- _PROBLEM REQUIREMENTS_: Show each line of the data below that has the string "button" in it.
**** RECORDS
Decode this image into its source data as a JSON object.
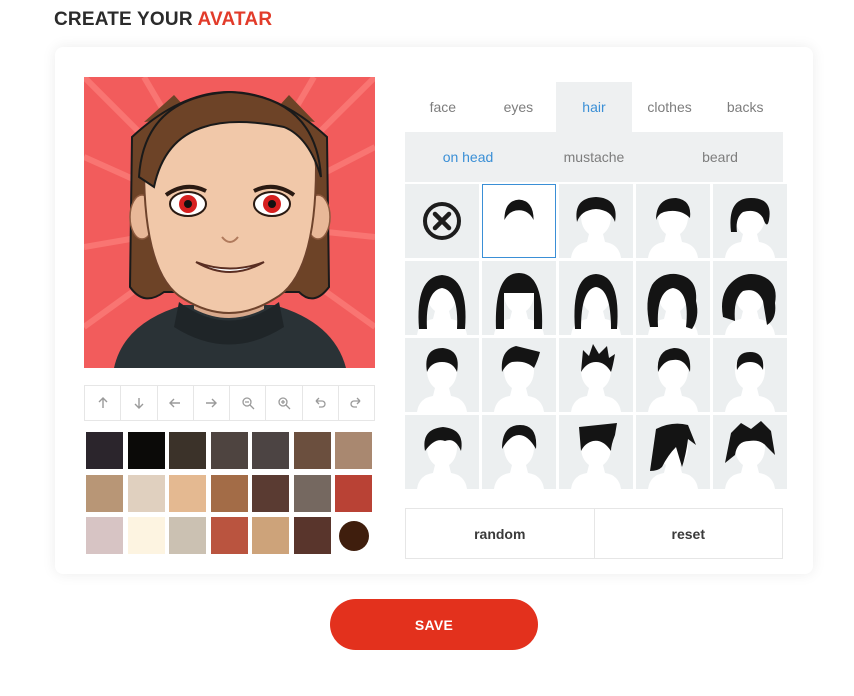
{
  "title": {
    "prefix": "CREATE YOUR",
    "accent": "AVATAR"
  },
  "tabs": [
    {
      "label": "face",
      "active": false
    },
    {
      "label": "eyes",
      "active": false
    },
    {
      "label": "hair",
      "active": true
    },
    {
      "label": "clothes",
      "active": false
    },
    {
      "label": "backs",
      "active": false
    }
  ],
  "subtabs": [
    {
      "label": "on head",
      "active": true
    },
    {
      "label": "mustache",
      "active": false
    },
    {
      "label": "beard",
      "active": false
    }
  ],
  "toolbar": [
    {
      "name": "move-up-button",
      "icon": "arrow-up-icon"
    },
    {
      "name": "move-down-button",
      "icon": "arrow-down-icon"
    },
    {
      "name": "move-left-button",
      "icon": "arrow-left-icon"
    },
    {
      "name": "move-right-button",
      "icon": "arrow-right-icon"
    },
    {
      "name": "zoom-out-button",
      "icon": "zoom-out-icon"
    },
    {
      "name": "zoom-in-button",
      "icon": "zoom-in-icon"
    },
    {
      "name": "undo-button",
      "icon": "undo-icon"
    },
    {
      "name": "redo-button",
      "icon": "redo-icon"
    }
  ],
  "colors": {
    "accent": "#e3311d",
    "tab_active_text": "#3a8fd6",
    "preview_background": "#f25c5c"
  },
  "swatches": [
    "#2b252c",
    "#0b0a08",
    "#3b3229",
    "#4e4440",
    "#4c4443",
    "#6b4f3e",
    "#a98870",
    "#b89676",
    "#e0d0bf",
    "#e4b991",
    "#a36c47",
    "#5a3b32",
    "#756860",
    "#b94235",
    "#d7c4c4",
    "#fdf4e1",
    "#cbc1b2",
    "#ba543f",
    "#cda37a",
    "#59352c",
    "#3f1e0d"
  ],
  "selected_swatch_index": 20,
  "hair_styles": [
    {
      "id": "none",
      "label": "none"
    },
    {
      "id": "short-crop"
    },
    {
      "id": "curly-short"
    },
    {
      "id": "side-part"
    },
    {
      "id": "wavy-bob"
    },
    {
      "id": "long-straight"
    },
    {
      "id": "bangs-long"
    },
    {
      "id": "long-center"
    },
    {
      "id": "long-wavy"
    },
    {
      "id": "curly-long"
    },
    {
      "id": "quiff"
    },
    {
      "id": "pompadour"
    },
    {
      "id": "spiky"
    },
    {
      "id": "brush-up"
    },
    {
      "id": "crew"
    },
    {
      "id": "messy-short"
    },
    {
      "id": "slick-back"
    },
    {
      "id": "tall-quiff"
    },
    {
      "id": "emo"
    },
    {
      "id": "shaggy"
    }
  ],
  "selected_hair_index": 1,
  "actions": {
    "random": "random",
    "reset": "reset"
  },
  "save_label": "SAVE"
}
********
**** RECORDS
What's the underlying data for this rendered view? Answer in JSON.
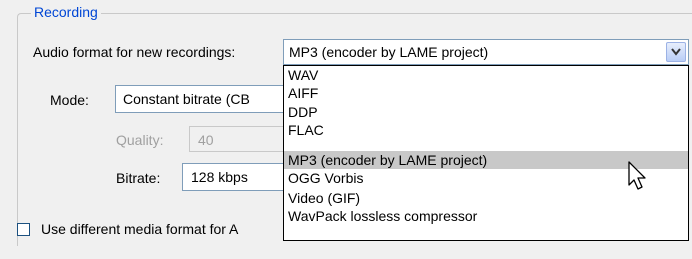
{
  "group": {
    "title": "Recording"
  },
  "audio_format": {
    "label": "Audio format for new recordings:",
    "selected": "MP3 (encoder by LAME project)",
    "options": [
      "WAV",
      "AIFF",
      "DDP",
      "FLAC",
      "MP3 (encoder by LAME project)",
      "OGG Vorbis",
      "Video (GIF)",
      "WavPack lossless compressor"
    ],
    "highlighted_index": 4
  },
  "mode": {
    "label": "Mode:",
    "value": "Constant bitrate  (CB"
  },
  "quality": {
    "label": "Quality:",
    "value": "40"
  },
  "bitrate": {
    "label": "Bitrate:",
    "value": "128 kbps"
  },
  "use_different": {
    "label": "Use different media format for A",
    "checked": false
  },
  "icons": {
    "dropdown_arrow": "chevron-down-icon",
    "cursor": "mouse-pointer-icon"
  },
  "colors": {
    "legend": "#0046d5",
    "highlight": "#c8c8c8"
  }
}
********
- _RESULT OF THE EXERCISE_:
      "name": "move-up-button",
      "name": "move-down-button",
      "name": "move-left-button",
      "name": "move-right-button",
      "name": "zoom-out-button",
      "name": "zoom-in-button",
      "name": "undo-button",
      "name": "redo-button",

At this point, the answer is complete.